Each programme follows a single project, and Kevin is there at every step. He listens to their design ideas, witnesses the trauma of every decision and takes them on ideas raiding trips to inspirational interiors. Over the series, he meets a young banker in London converting his flat in the Barbican into a '70s fusion of Pop and Zen, whose budget spirals out of control; a couple in Cheltenham stripping out the horsebrass-heavy pub look they inherited in favour of a dreamy Medieval style inspired by castles and cathedrals; a couple in east London lovingly restoring a Georgian house to its former glory; and even Damien Hirst, who creates a Shaker retreat in his back garden..
Attempting to rebuild, furnish and decorate a home from scratch on a very tight budget is the stuff that nightmares are made of. Nick and Ann Curtis are a brave couple from Sunderland who are about to undertake such a task. A year ago they saw a disused electricity sub-station in a quiet suburban street. They decided they had to have it - and - £35,000 later had a shell, but they knew exactly what to do with it. A few years ago Nick brought Anne a book on Moroccan interiors and she fell in love with the style immediately.
"Morocco" has hit the high-street in a big way - but what looks good in a glossy magazine does not always translate so well to the dull, grey skies of England. Kevin is concerned, not only at the scale of the task that the Curtis' have set themselves but also that the final outcome may look out of place and disappointing. "It's a very long journey they've got ahead of them," he says. "It's a long way from Sunderland to the Sahara."
Their plans are spectacular. The original building consisted of a single level with a central tower, but the Curtis' want to convert this simple shell into a family home comprising living room, kitchen, double height dining room with balcony and four upstairs bedrooms. And the budget? Just £50,000, which must include not only the building work, but the interior decoration as well - not much to realise the house of their dreams. But what Nick and Ann lack in finance they certainly make up for in passion and energy.

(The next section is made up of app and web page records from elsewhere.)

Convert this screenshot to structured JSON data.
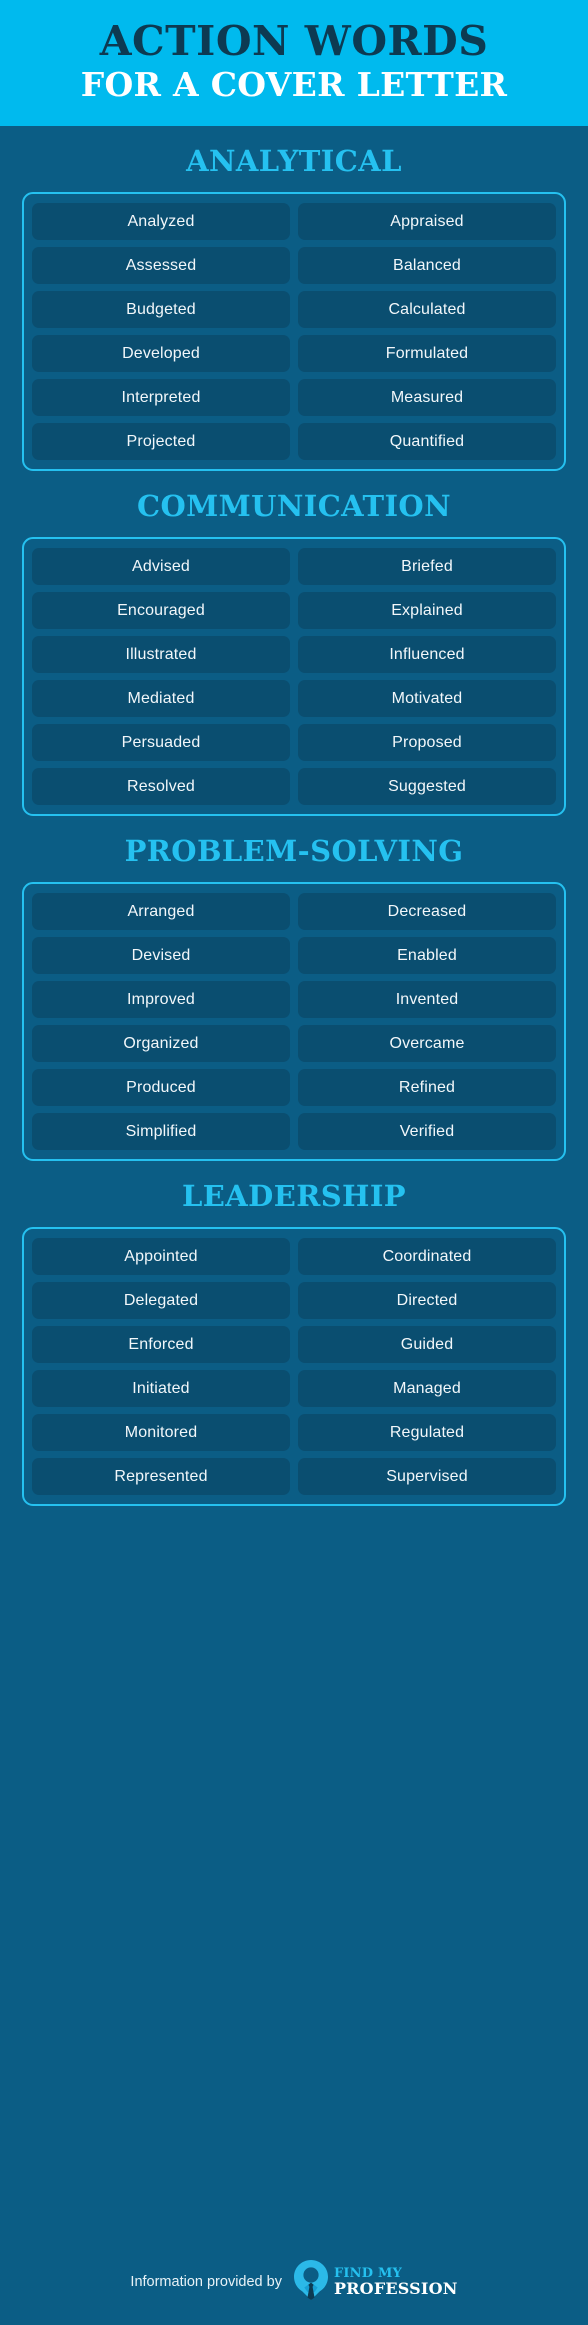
{
  "header": {
    "title": "ACTION WORDS",
    "subtitle": "FOR A COVER LETTER"
  },
  "colors": {
    "header_bg": "#00baee",
    "header_title": "#0d3a52",
    "header_subtitle": "#ffffff",
    "page_bg": "#0b5d85",
    "accent_cyan": "#25c1f0",
    "pill_bg": "#0a4e70",
    "pill_text": "#f2f7fa"
  },
  "sections": [
    {
      "heading": "ANALYTICAL",
      "words": [
        "Analyzed",
        "Appraised",
        "Assessed",
        "Balanced",
        "Budgeted",
        "Calculated",
        "Developed",
        "Formulated",
        "Interpreted",
        "Measured",
        "Projected",
        "Quantified"
      ]
    },
    {
      "heading": "COMMUNICATION",
      "words": [
        "Advised",
        "Briefed",
        "Encouraged",
        "Explained",
        "Illustrated",
        "Influenced",
        "Mediated",
        "Motivated",
        "Persuaded",
        "Proposed",
        "Resolved",
        "Suggested"
      ]
    },
    {
      "heading": "PROBLEM-SOLVING",
      "words": [
        "Arranged",
        "Decreased",
        "Devised",
        "Enabled",
        "Improved",
        "Invented",
        "Organized",
        "Overcame",
        "Produced",
        "Refined",
        "Simplified",
        "Verified"
      ]
    },
    {
      "heading": "LEADERSHIP",
      "words": [
        "Appointed",
        "Coordinated",
        "Delegated",
        "Directed",
        "Enforced",
        "Guided",
        "Initiated",
        "Managed",
        "Monitored",
        "Regulated",
        "Represented",
        "Supervised"
      ]
    }
  ],
  "footer": {
    "credit_text": "Information provided by",
    "logo": {
      "icon": "location-pin-person-tie-icon",
      "line1": "FIND MY",
      "line2": "PROFESSION"
    }
  }
}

They estimate that the work will take eight months. But the build seems to be going on forever. And they can't live in the place in the meantime so the whole family is squashed into a caravan onsite. Nick is project managing the whole thing, and holding down his job as a policeman. Ann is working full-time, the kids have to get to school, and do their homework in the caravan. Money is very tight - life for the family is going to be very tough for the next few months. The living arrangements and the sheer scale of the task begin to take their toll. But at the lowest ebb, a trip to the Morocco 2000 exhibition and the fashionable Momo's restaurant provides a much needed shot of inspiration, and our intrepid couple rush back to Sunderland, their enthusiasm recharged and brimming over with new ideas.
But ten months later the family are still living in the caravan, they've gone over their budget and tempers are starting to fray. Will this former sub-station turn out to be the Moroccan paradise they dreamed of or have they started on something they simply cannot finish?